By Sophie Sadler
If you met Tiago Guerra at the Repsol petrol station in Lagos, where he works, you might think he was just a regular guy. But Tiago is one of a growing number of gaming enthusiasts who work remotely throughout the world on video game development – hoping one day to change their passion into a lucrative career.
Tiago was 15 when he started looking at ‘mods’ (modifications to existing games). He started to work as a voice actor, recording the soundtrack for these projects. In the process, he began to learn more about how these projects work and his passion was ignited.
He started to develop ‘mods’ and took a two-year professional course on Video Game Development at ETIC_Algarve. There are, however, very few avenues for pursuing this career in Portugal, so Tiago drives from Parchal in Lagoa to Lagos to work the petrol pumps, but in his spare time, he is pumping information to gamers as the community manager for a new game Chokepoint.
Tiago connects remotely with a number of gaming experts from around the world for Playnet. The US-based software company operates an internal software design and development studio called Cornered Rat Software. This studio is responsible for game project development which includes feature updates and support for existing titles, community management, marketing and customer support.
In June 2001, Playnet launched the industry’s first MMOG First Person Shooter, depicting the battles of World War II. Blitzkrieg broke new ground in terms of network code, physics and weapon modelling, offering players a 3D world of battle re-enactment which could all be played through the internet without a games console.
With more than 700,000 registered users over its 20-year history, the game maintains a steady subscriber base.

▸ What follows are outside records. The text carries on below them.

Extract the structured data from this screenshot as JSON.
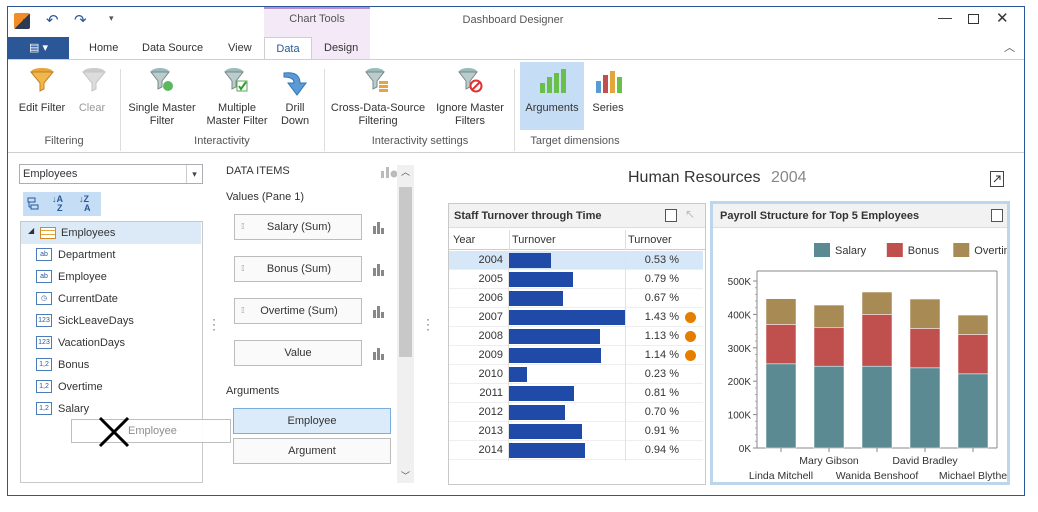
{
  "titlebar": {
    "title": "Dashboard Designer",
    "context_tab": "Chart Tools"
  },
  "tabs": [
    "Home",
    "Data Source",
    "View",
    "Data",
    "Design"
  ],
  "ribbon": {
    "buttons": {
      "edit_filter": "Edit Filter",
      "clear": "Clear",
      "single_master": "Single Master\nFilter",
      "multiple_master": "Multiple\nMaster Filter",
      "drill_down": "Drill\nDown",
      "cross_ds": "Cross-Data-Source\nFiltering",
      "ignore_master": "Ignore Master\nFilters",
      "arguments": "Arguments",
      "series": "Series"
    },
    "groups": {
      "filtering": "Filtering",
      "interactivity": "Interactivity",
      "interactivity_settings": "Interactivity settings",
      "target_dimensions": "Target dimensions"
    }
  },
  "datasource": {
    "selected": "Employees",
    "root": "Employees",
    "fields": [
      {
        "label": "Department",
        "icon": "ab"
      },
      {
        "label": "Employee",
        "icon": "ab"
      },
      {
        "label": "CurrentDate",
        "icon": "clock"
      },
      {
        "label": "SickLeaveDays",
        "icon": "123"
      },
      {
        "label": "VacationDays",
        "icon": "123"
      },
      {
        "label": "Bonus",
        "icon": "1,2"
      },
      {
        "label": "Overtime",
        "icon": "1,2"
      },
      {
        "label": "Salary",
        "icon": "1,2"
      }
    ],
    "drag_ghost": "Employee"
  },
  "data_items": {
    "header": "DATA ITEMS",
    "values_label": "Values (Pane 1)",
    "values": [
      "Salary (Sum)",
      "Bonus (Sum)",
      "Overtime (Sum)"
    ],
    "value_placeholder": "Value",
    "arguments_label": "Arguments",
    "arguments": [
      "Employee"
    ],
    "argument_placeholder": "Argument"
  },
  "dashboard": {
    "title": "Human Resources",
    "year": "2004"
  },
  "grid": {
    "title": "Staff Turnover through Time",
    "columns": [
      "Year",
      "Turnover",
      "Turnover"
    ],
    "rows": [
      {
        "year": "2004",
        "value": 0.53,
        "text": "0.53 %",
        "flag": false
      },
      {
        "year": "2005",
        "value": 0.79,
        "text": "0.79 %",
        "flag": false
      },
      {
        "year": "2006",
        "value": 0.67,
        "text": "0.67 %",
        "flag": false
      },
      {
        "year": "2007",
        "value": 1.43,
        "text": "1.43 %",
        "flag": true
      },
      {
        "year": "2008",
        "value": 1.13,
        "text": "1.13 %",
        "flag": true
      },
      {
        "year": "2009",
        "value": 1.14,
        "text": "1.14 %",
        "flag": true
      },
      {
        "year": "2010",
        "value": 0.23,
        "text": "0.23 %",
        "flag": false
      },
      {
        "year": "2011",
        "value": 0.81,
        "text": "0.81 %",
        "flag": false
      },
      {
        "year": "2012",
        "value": 0.7,
        "text": "0.70 %",
        "flag": false
      },
      {
        "year": "2013",
        "value": 0.91,
        "text": "0.91 %",
        "flag": false
      },
      {
        "year": "2014",
        "value": 0.94,
        "text": "0.94 %",
        "flag": false
      }
    ]
  },
  "chart_data": {
    "type": "bar",
    "title": "Payroll Structure for Top 5 Employees",
    "stacked": true,
    "categories": [
      "Linda Mitchell",
      "Mary Gibson",
      "Wanida Benshoof",
      "David Bradley",
      "Michael Blythe"
    ],
    "series": [
      {
        "name": "Salary",
        "color": "#5b8a92",
        "values": [
          252000,
          245000,
          245000,
          240000,
          222000
        ]
      },
      {
        "name": "Bonus",
        "color": "#c0504d",
        "values": [
          118000,
          115000,
          155000,
          118000,
          118000
        ]
      },
      {
        "name": "Overtime",
        "color": "#a88a55",
        "values": [
          77000,
          68000,
          67000,
          88000,
          58000
        ]
      }
    ],
    "yticks": [
      "0K",
      "100K",
      "200K",
      "300K",
      "400K",
      "500K"
    ],
    "ylim": [
      0,
      500000
    ],
    "legend": "top-right",
    "grid": false
  }
}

Tiago’s job is to communicate with fans of the game about the new release in the WWII franchise. Called Chokepoint, it is already on a digital distribution channel.
The game is a microcosm of World War II and focuses on authentic combat in key battles with a quicker response time and Tiago’s job is to “keep the fans happy”. He tells me it is very difficult to get paid work in video game development until you have some work experience on a product but he hopes that working on the project might give him an opportunity to get into the industry in the future.

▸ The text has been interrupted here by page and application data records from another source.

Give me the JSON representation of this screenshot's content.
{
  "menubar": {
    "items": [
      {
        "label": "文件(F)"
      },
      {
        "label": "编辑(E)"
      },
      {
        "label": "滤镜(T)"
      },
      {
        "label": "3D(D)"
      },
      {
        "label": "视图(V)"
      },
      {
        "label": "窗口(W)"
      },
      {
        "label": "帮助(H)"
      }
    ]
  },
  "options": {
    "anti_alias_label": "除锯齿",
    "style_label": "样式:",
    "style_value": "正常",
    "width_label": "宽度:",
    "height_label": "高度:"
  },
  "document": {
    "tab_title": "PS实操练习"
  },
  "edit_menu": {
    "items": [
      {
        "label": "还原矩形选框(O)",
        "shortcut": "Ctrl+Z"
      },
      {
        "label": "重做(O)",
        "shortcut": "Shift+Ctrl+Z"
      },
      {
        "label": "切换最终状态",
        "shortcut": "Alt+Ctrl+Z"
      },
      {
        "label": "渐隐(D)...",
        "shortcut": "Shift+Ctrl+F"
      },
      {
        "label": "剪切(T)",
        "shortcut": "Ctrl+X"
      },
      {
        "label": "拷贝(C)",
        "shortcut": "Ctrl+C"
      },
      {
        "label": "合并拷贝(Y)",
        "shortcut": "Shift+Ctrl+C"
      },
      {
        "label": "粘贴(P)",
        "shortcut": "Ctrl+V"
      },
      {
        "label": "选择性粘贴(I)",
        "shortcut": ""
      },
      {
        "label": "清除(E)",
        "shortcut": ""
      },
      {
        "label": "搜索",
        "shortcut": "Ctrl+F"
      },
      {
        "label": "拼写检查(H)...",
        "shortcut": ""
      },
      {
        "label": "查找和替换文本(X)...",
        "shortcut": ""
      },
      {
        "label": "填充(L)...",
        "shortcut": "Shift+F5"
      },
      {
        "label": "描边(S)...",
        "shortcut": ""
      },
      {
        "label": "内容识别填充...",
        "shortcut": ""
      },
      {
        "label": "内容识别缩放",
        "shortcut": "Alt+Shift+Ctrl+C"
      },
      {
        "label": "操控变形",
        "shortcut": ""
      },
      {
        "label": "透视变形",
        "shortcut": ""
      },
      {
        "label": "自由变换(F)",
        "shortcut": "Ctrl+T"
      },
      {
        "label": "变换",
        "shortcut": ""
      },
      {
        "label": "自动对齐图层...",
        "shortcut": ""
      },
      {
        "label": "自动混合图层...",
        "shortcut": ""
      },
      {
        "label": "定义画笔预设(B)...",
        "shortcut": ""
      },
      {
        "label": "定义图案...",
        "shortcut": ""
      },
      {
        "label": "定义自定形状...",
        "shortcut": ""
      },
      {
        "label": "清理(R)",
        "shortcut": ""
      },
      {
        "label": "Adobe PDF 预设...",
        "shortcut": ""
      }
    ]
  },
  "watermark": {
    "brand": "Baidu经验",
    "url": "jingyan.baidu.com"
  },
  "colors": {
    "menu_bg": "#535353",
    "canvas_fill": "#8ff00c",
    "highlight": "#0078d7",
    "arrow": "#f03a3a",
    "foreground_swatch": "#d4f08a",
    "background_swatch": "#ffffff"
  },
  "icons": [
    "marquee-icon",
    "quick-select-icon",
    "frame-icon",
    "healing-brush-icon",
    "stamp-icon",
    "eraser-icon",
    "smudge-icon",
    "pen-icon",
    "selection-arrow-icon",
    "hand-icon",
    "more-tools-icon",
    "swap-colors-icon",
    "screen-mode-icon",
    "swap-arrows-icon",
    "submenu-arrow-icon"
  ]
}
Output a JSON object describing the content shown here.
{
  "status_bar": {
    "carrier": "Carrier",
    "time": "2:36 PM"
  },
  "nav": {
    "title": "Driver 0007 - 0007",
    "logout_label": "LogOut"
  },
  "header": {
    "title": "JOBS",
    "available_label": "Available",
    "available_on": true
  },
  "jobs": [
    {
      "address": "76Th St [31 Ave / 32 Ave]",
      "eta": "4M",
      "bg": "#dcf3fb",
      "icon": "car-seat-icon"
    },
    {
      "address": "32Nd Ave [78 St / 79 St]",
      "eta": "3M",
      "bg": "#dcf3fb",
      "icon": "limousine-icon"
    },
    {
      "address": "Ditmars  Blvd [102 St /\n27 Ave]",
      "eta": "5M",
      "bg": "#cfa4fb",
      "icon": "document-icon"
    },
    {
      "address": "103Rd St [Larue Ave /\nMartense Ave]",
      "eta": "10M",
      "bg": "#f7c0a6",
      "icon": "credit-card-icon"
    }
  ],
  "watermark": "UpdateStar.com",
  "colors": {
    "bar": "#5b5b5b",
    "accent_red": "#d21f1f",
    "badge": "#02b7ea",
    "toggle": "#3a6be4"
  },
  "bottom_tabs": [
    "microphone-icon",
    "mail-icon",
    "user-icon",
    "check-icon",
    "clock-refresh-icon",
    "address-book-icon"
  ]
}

Online creation tools such as Unreal Engine and Unity have evolved dramatically in the last few years allowing amateurs to create their own games. “Game development is very accessible now due to online resources,” Tiago tells me. “If anyone reading this wants to get into video game development I would say just dive in headfirst and give it a go as the barrier to entry has never been lower.”
Let’s hope Tiago wins his very own battle to be accepted in this exciting industry.